(DATA SUPPLIED):
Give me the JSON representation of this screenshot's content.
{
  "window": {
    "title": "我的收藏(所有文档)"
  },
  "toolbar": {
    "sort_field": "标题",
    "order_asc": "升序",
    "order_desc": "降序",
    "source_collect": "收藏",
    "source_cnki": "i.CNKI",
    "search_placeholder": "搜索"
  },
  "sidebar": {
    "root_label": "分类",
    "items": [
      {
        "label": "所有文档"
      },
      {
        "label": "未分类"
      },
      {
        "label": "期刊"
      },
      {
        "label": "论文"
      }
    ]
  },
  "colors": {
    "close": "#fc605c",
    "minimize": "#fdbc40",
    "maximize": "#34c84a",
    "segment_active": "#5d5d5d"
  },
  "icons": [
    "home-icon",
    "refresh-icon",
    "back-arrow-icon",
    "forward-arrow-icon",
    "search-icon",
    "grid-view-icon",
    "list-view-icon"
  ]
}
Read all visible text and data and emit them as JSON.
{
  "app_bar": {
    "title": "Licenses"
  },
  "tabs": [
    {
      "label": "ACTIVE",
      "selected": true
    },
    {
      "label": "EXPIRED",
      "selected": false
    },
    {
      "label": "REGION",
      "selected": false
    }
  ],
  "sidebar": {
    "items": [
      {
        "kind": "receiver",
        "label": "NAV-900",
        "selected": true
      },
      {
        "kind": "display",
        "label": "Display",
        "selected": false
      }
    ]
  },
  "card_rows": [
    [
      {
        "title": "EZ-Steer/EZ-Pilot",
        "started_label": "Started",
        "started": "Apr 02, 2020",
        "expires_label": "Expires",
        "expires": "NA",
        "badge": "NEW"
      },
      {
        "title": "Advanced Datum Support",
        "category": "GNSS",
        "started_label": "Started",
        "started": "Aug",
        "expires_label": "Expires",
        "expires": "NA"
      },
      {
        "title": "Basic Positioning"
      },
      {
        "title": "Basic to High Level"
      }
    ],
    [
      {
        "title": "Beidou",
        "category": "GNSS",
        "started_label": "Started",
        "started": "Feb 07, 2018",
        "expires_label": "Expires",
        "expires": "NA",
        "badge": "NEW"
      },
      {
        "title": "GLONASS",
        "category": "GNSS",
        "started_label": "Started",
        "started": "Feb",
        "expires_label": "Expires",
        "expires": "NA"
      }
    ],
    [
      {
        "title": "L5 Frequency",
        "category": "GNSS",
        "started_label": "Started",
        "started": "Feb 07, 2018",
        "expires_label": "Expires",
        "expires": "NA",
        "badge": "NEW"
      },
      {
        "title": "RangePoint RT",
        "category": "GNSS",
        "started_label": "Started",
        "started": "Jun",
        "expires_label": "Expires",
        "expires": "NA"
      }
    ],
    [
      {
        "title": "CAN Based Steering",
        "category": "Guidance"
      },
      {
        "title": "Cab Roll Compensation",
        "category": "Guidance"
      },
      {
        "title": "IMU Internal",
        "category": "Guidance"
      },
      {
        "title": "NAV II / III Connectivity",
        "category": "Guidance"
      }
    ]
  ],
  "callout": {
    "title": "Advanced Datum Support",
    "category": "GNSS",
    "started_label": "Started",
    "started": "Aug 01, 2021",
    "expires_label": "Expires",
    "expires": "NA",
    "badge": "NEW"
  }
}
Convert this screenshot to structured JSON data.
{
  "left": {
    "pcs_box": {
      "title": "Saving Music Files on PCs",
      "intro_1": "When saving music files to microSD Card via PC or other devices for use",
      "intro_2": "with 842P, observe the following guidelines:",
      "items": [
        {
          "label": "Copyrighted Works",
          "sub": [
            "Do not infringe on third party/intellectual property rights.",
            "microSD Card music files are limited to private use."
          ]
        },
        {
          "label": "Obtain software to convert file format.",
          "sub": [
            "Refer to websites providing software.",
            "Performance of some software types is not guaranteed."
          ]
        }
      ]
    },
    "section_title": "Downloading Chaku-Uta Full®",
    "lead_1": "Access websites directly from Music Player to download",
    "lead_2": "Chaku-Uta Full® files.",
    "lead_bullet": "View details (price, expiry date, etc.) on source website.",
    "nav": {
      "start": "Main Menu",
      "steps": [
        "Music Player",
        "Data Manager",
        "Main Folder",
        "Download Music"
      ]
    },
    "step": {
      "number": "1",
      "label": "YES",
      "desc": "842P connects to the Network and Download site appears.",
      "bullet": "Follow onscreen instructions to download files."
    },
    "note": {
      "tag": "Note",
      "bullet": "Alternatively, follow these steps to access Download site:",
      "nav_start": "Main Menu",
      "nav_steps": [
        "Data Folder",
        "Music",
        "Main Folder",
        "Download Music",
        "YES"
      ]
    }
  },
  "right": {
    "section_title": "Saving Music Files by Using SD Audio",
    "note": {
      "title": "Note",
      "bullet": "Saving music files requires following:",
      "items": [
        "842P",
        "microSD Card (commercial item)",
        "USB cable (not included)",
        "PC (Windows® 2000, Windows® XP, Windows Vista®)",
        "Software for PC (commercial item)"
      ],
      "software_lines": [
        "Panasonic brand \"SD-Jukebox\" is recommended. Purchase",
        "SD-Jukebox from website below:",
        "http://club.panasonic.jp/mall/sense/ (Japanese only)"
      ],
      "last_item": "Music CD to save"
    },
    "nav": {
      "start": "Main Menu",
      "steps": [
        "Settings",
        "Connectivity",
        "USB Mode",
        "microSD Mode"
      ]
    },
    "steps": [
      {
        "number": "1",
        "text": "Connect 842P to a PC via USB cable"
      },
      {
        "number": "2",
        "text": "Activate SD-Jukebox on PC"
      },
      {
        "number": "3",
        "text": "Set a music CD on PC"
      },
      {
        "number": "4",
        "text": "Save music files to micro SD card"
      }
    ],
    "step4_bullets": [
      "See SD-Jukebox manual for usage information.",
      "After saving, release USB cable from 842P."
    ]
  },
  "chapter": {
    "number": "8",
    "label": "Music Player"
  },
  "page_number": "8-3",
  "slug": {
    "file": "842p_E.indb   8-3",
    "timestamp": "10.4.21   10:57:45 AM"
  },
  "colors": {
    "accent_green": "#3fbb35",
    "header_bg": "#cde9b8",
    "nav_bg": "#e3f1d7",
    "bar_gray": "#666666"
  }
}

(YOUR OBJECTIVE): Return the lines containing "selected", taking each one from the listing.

(EXERCISE RESULT):
      "selected": true
      "selected": false
      "selected": false
        "selected": true
        "selected": false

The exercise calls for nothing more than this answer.